Required action: Produce an exact copy of all records below.

Data extract:

########################################

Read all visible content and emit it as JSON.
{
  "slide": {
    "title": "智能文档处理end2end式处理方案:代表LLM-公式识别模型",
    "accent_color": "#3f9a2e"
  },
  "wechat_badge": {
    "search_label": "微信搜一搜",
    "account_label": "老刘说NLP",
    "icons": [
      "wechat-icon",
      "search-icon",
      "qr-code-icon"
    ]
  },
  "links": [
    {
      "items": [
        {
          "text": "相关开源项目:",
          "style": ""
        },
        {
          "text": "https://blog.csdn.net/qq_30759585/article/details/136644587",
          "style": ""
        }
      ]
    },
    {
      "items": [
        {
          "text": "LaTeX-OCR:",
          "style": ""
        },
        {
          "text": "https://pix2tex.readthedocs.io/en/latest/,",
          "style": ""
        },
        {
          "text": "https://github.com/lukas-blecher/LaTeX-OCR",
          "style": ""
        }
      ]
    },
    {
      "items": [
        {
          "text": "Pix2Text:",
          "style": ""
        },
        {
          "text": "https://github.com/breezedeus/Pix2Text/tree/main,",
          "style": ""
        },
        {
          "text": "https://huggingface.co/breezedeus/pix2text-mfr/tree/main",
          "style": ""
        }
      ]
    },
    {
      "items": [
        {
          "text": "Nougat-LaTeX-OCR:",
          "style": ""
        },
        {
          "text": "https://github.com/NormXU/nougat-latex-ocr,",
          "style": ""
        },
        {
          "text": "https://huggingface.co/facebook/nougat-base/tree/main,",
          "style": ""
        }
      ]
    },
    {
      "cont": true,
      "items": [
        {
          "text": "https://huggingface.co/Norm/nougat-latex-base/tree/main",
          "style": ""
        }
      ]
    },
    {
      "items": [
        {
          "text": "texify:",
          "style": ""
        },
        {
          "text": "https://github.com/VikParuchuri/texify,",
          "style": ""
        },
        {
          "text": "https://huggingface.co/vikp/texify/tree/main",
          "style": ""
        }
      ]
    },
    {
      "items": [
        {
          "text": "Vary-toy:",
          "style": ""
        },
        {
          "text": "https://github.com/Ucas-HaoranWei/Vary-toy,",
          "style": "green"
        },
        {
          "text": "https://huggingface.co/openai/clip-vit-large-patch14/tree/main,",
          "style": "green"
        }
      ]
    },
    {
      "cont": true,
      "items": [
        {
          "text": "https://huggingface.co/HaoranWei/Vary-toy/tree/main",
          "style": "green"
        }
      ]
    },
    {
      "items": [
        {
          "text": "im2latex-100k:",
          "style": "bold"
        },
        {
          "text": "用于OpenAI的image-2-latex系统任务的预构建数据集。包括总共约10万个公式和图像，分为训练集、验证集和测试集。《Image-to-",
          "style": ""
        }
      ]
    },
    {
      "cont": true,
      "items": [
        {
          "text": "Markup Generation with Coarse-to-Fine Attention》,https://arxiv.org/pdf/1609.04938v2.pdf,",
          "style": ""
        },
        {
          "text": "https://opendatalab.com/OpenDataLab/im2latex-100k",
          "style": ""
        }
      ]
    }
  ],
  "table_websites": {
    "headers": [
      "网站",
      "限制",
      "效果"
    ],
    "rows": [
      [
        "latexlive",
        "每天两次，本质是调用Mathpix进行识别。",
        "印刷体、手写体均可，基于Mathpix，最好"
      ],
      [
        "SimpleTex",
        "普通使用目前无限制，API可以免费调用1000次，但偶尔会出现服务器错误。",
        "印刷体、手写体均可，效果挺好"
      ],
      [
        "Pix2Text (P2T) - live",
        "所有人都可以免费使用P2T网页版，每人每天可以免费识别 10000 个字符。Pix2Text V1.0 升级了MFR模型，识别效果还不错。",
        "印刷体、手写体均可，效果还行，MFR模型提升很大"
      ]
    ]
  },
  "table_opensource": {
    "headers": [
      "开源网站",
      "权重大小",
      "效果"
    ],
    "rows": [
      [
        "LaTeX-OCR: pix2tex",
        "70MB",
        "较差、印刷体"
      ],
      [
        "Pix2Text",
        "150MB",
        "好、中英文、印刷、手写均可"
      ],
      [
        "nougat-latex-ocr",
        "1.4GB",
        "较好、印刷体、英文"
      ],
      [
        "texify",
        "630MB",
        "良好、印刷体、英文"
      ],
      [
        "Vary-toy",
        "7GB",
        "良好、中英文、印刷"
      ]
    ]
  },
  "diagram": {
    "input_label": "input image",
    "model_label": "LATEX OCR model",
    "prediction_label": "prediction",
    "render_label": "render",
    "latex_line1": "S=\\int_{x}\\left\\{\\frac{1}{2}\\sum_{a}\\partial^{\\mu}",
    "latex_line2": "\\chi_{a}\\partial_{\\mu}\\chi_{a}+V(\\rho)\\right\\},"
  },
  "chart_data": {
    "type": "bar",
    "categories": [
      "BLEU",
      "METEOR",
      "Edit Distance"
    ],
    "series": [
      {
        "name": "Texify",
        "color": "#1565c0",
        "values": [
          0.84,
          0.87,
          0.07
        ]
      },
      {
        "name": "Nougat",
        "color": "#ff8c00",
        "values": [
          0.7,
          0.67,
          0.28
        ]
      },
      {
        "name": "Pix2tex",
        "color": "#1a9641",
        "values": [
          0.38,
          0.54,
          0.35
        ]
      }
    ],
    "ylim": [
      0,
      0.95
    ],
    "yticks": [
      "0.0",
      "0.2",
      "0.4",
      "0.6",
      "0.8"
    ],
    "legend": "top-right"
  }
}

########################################

Solution:
Read all visible content and emit it as JSON.
{
  "slide": {
    "title": "智能文档处理end2end式处理方案:代表LLM-公式识别模型",
    "accent_color": "#3f9a2e"
  },
  "wechat_badge": {
    "search_label": "微信搜一搜",
    "account_label": "老刘说NLP",
    "icons": [
      "wechat-icon",
      "search-icon",
      "qr-code-icon"
    ]
  },
  "links": [
    {
      "items": [
        {
          "text": "相关开源项目:",
          "style": ""
        },
        {
          "text": "https://blog.csdn.net/qq_30759585/article/details/136644587",
          "style": ""
        }
      ]
    },
    {
      "items": [
        {
          "text": "LaTeX-OCR:",
          "style": ""
        },
        {
          "text": "https://pix2tex.readthedocs.io/en/latest/,",
          "style": ""
        },
        {
          "text": "https://github.com/lukas-blecher/LaTeX-OCR",
          "style": ""
        }
      ]
    },
    {
      "items": [
        {
          "text": "Pix2Text:",
          "style": ""
        },
        {
          "text": "https://github.com/breezedeus/Pix2Text/tree/main,",
          "style": ""
        },
        {
          "text": "https://huggingface.co/breezedeus/pix2text-mfr/tree/main",
          "style": ""
        }
      ]
    },
    {
      "items": [
        {
          "text": "Nougat-LaTeX-OCR:",
          "style": ""
        },
        {
          "text": "https://github.com/NormXU/nougat-latex-ocr,",
          "style": ""
        },
        {
          "text": "https://huggingface.co/facebook/nougat-base/tree/main,",
          "style": ""
        }
      ]
    },
    {
      "cont": true,
      "items": [
        {
          "text": "https://huggingface.co/Norm/nougat-latex-base/tree/main",
          "style": ""
        }
      ]
    },
    {
      "items": [
        {
          "text": "texify:",
          "style": ""
        },
        {
          "text": "https://github.com/VikParuchuri/texify,",
          "style": ""
        },
        {
          "text": "https://huggingface.co/vikp/texify/tree/main",
          "style": ""
        }
      ]
    },
    {
      "items": [
        {
          "text": "Vary-toy:",
          "style": ""
        },
        {
          "text": "https://github.com/Ucas-HaoranWei/Vary-toy,",
          "style": "green"
        },
        {
          "text": "https://huggingface.co/openai/clip-vit-large-patch14/tree/main,",
          "style": "green"
        }
      ]
    },
    {
      "cont": true,
      "items": [
        {
          "text": "https://huggingface.co/HaoranWei/Vary-toy/tree/main",
          "style": "green"
        }
      ]
    },
    {
      "items": [
        {
          "text": "im2latex-100k:",
          "style": "bold"
        },
        {
          "text": "用于OpenAI的image-2-latex系统任务的预构建数据集。包括总共约10万个公式和图像，分为训练集、验证集和测试集。《Image-to-",
          "style": ""
        }
      ]
    },
    {
      "cont": true,
      "items": [
        {
          "text": "Markup Generation with Coarse-to-Fine Attention》,https://arxiv.org/pdf/1609.04938v2.pdf,",
          "style": ""
        },
        {
          "text": "https://opendatalab.com/OpenDataLab/im2latex-100k",
          "style": ""
        }
      ]
    }
  ],
  "table_websites": {
    "headers": [
      "网站",
      "限制",
      "效果"
    ],
    "rows": [
      [
        "latexlive",
        "每天两次，本质是调用Mathpix进行识别。",
        "印刷体、手写体均可，基于Mathpix，最好"
      ],
      [
        "SimpleTex",
        "普通使用目前无限制，API可以免费调用1000次，但偶尔会出现服务器错误。",
        "印刷体、手写体均可，效果挺好"
      ],
      [
        "Pix2Text (P2T) - live",
        "所有人都可以免费使用P2T网页版，每人每天可以免费识别 10000 个字符。Pix2Text V1.0 升级了MFR模型，识别效果还不错。",
        "印刷体、手写体均可，效果还行，MFR模型提升很大"
      ]
    ]
  },
  "table_opensource": {
    "headers": [
      "开源网站",
      "权重大小",
      "效果"
    ],
    "rows": [
      [
        "LaTeX-OCR: pix2tex",
        "70MB",
        "较差、印刷体"
      ],
      [
        "Pix2Text",
        "150MB",
        "好、中英文、印刷、手写均可"
      ],
      [
        "nougat-latex-ocr",
        "1.4GB",
        "较好、印刷体、英文"
      ],
      [
        "texify",
        "630MB",
        "良好、印刷体、英文"
      ],
      [
        "Vary-toy",
        "7GB",
        "良好、中英文、印刷"
      ]
    ]
  },
  "diagram": {
    "input_label": "input image",
    "model_label": "LATEX OCR model",
    "prediction_label": "prediction",
    "render_label": "render",
    "latex_line1": "S=\\int_{x}\\left\\{\\frac{1}{2}\\sum_{a}\\partial^{\\mu}",
    "latex_line2": "\\chi_{a}\\partial_{\\mu}\\chi_{a}+V(\\rho)\\right\\},"
  },
  "chart_data": {
    "type": "bar",
    "categories": [
      "BLEU",
      "METEOR",
      "Edit Distance"
    ],
    "series": [
      {
        "name": "Texify",
        "color": "#1565c0",
        "values": [
          0.84,
          0.87,
          0.07
        ]
      },
      {
        "name": "Nougat",
        "color": "#ff8c00",
        "values": [
          0.7,
          0.67,
          0.28
        ]
      },
      {
        "name": "Pix2tex",
        "color": "#1a9641",
        "values": [
          0.38,
          0.54,
          0.35
        ]
      }
    ],
    "ylim": [
      0,
      0.95
    ],
    "yticks": [
      "0.0",
      "0.2",
      "0.4",
      "0.6",
      "0.8"
    ],
    "legend": "top-right"
  }
}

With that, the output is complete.